## Data excerpts
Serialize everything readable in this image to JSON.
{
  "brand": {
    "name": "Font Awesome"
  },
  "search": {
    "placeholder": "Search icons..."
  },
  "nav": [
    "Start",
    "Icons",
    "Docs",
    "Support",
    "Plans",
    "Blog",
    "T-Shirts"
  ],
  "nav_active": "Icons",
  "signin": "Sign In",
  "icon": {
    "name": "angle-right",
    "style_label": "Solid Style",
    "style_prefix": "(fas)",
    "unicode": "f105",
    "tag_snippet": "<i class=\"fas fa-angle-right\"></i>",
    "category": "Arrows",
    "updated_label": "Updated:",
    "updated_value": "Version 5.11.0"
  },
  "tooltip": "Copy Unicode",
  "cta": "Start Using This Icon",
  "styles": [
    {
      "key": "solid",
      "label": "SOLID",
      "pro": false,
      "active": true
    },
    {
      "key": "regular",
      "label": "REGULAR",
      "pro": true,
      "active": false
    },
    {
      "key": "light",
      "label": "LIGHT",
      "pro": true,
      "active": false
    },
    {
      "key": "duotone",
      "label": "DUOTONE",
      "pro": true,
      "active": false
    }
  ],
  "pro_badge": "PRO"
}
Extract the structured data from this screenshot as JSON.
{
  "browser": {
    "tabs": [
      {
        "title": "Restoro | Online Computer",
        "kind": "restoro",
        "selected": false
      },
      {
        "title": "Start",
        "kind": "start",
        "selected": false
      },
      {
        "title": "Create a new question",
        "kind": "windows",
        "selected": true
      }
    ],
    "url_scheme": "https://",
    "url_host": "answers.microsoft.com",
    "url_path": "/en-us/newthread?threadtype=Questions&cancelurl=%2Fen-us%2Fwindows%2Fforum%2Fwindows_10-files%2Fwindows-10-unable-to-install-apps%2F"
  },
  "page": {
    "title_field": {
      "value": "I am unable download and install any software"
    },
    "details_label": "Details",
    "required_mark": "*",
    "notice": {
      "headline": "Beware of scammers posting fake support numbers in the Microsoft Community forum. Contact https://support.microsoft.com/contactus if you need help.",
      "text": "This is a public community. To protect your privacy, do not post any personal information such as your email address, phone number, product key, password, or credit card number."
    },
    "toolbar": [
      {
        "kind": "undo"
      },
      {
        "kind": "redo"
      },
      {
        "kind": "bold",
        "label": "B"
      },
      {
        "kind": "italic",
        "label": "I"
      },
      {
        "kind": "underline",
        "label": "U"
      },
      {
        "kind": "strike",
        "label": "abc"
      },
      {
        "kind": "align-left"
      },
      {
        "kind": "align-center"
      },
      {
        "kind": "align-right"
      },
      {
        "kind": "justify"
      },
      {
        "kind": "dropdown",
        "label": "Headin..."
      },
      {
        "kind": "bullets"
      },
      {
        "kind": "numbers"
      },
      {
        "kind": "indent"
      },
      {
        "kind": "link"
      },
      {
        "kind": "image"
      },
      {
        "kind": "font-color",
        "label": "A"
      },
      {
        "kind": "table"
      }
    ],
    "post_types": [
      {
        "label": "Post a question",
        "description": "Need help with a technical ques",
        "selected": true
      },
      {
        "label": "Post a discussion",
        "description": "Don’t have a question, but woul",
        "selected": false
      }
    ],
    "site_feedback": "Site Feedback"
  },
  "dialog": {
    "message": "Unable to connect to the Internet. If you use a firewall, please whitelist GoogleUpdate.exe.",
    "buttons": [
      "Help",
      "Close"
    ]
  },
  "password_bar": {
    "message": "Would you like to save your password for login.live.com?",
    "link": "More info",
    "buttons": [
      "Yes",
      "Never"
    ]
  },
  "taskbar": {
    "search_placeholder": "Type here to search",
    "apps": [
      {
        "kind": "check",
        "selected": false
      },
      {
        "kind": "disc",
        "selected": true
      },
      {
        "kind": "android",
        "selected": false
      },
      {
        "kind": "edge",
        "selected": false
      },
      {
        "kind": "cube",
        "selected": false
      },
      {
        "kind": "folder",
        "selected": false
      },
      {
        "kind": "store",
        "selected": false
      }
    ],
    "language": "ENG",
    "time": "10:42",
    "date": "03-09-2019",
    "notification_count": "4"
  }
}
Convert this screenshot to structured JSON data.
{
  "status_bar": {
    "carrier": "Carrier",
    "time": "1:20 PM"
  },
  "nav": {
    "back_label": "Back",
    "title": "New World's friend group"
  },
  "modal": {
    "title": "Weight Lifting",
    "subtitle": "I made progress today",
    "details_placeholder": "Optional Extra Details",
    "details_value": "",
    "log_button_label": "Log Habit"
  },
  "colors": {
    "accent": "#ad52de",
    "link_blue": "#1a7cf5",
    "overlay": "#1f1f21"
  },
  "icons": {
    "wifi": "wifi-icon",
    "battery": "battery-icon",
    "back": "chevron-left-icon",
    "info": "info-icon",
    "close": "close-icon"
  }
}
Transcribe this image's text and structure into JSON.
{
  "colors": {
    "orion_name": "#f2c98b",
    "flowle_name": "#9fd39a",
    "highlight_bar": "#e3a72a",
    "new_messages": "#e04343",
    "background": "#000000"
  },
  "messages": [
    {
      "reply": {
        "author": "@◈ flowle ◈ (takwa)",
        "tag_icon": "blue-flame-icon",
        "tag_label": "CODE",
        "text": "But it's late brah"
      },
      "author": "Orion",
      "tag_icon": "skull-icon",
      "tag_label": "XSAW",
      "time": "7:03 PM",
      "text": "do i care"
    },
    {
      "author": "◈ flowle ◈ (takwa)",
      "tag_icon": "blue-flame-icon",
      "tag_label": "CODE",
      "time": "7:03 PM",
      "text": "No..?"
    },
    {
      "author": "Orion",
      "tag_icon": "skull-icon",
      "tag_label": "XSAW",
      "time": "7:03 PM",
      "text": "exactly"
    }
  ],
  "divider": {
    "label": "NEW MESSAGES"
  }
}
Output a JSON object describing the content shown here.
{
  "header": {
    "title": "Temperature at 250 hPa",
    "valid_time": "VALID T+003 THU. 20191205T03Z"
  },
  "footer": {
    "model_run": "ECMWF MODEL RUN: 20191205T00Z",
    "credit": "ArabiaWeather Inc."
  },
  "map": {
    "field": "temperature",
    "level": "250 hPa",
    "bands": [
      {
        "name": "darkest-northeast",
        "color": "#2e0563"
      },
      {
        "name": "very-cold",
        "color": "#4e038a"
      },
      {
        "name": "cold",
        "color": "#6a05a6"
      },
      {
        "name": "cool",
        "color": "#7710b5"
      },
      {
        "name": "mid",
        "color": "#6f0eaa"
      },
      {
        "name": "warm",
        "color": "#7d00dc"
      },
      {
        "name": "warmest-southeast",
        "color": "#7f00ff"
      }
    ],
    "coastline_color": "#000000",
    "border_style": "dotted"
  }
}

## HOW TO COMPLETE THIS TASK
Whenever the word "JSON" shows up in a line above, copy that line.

## RESULT
Serialize everything readable in this image to JSON.
Extract the structured data from this screenshot as JSON.
Convert this screenshot to structured JSON data.
Transcribe this image's text and structure into JSON.
Output a JSON object describing the content shown here.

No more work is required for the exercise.